Make an exact copy of the entries below.

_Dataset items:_
====
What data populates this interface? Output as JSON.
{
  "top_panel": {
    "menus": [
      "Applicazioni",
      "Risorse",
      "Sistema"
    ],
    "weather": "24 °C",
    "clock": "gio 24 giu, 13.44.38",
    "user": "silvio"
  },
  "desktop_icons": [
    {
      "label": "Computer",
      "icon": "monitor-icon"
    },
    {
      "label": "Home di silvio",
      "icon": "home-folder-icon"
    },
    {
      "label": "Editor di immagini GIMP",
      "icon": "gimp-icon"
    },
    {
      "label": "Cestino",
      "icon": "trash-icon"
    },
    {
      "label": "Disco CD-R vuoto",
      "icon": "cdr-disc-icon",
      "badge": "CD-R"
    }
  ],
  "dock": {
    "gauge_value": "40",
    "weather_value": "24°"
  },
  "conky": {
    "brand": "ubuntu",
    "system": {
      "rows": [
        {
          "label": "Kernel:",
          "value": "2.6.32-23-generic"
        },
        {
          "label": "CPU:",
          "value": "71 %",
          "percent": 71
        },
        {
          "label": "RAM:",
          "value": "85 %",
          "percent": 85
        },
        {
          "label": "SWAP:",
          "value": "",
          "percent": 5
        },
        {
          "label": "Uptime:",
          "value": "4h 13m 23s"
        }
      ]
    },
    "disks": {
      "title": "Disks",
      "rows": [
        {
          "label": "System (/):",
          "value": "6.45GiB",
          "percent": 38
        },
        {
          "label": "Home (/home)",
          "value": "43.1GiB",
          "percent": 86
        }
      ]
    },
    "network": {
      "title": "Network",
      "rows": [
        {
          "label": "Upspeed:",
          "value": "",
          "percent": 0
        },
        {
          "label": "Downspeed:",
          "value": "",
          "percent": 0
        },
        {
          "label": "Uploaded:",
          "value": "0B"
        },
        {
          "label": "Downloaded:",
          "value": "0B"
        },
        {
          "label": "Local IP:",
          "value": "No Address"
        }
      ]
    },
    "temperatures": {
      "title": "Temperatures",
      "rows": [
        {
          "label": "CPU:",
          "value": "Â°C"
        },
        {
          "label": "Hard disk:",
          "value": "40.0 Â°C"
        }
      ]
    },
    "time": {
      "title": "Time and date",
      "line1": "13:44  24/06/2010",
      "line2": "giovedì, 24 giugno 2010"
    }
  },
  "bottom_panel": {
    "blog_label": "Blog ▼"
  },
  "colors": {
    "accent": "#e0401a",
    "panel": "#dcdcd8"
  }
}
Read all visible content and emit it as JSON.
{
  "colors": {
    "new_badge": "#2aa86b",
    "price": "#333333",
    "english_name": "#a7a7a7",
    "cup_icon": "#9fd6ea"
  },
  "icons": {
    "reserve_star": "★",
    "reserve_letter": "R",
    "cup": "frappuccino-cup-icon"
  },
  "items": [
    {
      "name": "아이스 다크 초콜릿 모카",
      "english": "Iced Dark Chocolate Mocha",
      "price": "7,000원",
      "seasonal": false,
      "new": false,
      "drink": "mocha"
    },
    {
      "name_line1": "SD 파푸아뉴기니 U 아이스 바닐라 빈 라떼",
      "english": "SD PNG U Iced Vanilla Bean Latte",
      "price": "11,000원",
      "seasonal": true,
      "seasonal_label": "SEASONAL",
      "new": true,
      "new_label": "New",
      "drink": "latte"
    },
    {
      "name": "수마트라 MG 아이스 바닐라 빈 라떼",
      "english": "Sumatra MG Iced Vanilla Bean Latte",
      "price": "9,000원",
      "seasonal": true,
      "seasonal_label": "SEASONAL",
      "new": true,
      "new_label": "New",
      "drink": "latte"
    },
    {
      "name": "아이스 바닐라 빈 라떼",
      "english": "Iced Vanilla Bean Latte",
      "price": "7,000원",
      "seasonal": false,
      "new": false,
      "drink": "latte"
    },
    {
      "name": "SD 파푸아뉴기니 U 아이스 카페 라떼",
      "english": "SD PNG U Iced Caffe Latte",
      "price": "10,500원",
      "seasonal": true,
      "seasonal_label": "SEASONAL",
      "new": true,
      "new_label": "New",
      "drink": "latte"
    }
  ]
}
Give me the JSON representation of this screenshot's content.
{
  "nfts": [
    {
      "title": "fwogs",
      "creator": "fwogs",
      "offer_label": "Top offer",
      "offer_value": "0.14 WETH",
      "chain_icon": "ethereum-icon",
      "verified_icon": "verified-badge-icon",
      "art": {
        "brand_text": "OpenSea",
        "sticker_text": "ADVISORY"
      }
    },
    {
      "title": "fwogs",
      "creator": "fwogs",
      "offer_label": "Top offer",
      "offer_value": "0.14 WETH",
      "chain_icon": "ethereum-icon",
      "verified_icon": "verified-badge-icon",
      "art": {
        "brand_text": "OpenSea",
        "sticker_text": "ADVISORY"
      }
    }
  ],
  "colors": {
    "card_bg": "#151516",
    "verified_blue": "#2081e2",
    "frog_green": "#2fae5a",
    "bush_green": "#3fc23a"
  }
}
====
_Your response:_
What data populates this interface? Output as JSON.
{
  "top_panel": {
    "menus": [
      "Applicazioni",
      "Risorse",
      "Sistema"
    ],
    "weather": "24 °C",
    "clock": "gio 24 giu, 13.44.38",
    "user": "silvio"
  },
  "desktop_icons": [
    {
      "label": "Computer",
      "icon": "monitor-icon"
    },
    {
      "label": "Home di silvio",
      "icon": "home-folder-icon"
    },
    {
      "label": "Editor di immagini GIMP",
      "icon": "gimp-icon"
    },
    {
      "label": "Cestino",
      "icon": "trash-icon"
    },
    {
      "label": "Disco CD-R vuoto",
      "icon": "cdr-disc-icon",
      "badge": "CD-R"
    }
  ],
  "dock": {
    "gauge_value": "40",
    "weather_value": "24°"
  },
  "conky": {
    "brand": "ubuntu",
    "system": {
      "rows": [
        {
          "label": "Kernel:",
          "value": "2.6.32-23-generic"
        },
        {
          "label": "CPU:",
          "value": "71 %",
          "percent": 71
        },
        {
          "label": "RAM:",
          "value": "85 %",
          "percent": 85
        },
        {
          "label": "SWAP:",
          "value": "",
          "percent": 5
        },
        {
          "label": "Uptime:",
          "value": "4h 13m 23s"
        }
      ]
    },
    "disks": {
      "title": "Disks",
      "rows": [
        {
          "label": "System (/):",
          "value": "6.45GiB",
          "percent": 38
        },
        {
          "label": "Home (/home)",
          "value": "43.1GiB",
          "percent": 86
        }
      ]
    },
    "network": {
      "title": "Network",
      "rows": [
        {
          "label": "Upspeed:",
          "value": "",
          "percent": 0
        },
        {
          "label": "Downspeed:",
          "value": "",
          "percent": 0
        },
        {
          "label": "Uploaded:",
          "value": "0B"
        },
        {
          "label": "Downloaded:",
          "value": "0B"
        },
        {
          "label": "Local IP:",
          "value": "No Address"
        }
      ]
    },
    "temperatures": {
      "title": "Temperatures",
      "rows": [
        {
          "label": "CPU:",
          "value": "Â°C"
        },
        {
          "label": "Hard disk:",
          "value": "40.0 Â°C"
        }
      ]
    },
    "time": {
      "title": "Time and date",
      "line1": "13:44  24/06/2010",
      "line2": "giovedì, 24 giugno 2010"
    }
  },
  "bottom_panel": {
    "blog_label": "Blog ▼"
  },
  "colors": {
    "accent": "#e0401a",
    "panel": "#dcdcd8"
  }
}
Read all visible content and emit it as JSON.
{
  "colors": {
    "new_badge": "#2aa86b",
    "price": "#333333",
    "english_name": "#a7a7a7",
    "cup_icon": "#9fd6ea"
  },
  "icons": {
    "reserve_star": "★",
    "reserve_letter": "R",
    "cup": "frappuccino-cup-icon"
  },
  "items": [
    {
      "name": "아이스 다크 초콜릿 모카",
      "english": "Iced Dark Chocolate Mocha",
      "price": "7,000원",
      "seasonal": false,
      "new": false,
      "drink": "mocha"
    },
    {
      "name_line1": "SD 파푸아뉴기니 U 아이스 바닐라 빈 라떼",
      "english": "SD PNG U Iced Vanilla Bean Latte",
      "price": "11,000원",
      "seasonal": true,
      "seasonal_label": "SEASONAL",
      "new": true,
      "new_label": "New",
      "drink": "latte"
    },
    {
      "name": "수마트라 MG 아이스 바닐라 빈 라떼",
      "english": "Sumatra MG Iced Vanilla Bean Latte",
      "price": "9,000원",
      "seasonal": true,
      "seasonal_label": "SEASONAL",
      "new": true,
      "new_label": "New",
      "drink": "latte"
    },
    {
      "name": "아이스 바닐라 빈 라떼",
      "english": "Iced Vanilla Bean Latte",
      "price": "7,000원",
      "seasonal": false,
      "new": false,
      "drink": "latte"
    },
    {
      "name": "SD 파푸아뉴기니 U 아이스 카페 라떼",
      "english": "SD PNG U Iced Caffe Latte",
      "price": "10,500원",
      "seasonal": true,
      "seasonal_label": "SEASONAL",
      "new": true,
      "new_label": "New",
      "drink": "latte"
    }
  ]
}
Give me the JSON representation of this screenshot's content.
{
  "nfts": [
    {
      "title": "fwogs",
      "creator": "fwogs",
      "offer_label": "Top offer",
      "offer_value": "0.14 WETH",
      "chain_icon": "ethereum-icon",
      "verified_icon": "verified-badge-icon",
      "art": {
        "brand_text": "OpenSea",
        "sticker_text": "ADVISORY"
      }
    },
    {
      "title": "fwogs",
      "creator": "fwogs",
      "offer_label": "Top offer",
      "offer_value": "0.14 WETH",
      "chain_icon": "ethereum-icon",
      "verified_icon": "verified-badge-icon",
      "art": {
        "brand_text": "OpenSea",
        "sticker_text": "ADVISORY"
      }
    }
  ],
  "colors": {
    "card_bg": "#151516",
    "verified_blue": "#2081e2",
    "frog_green": "#2fae5a",
    "bush_green": "#3fc23a"
  }
}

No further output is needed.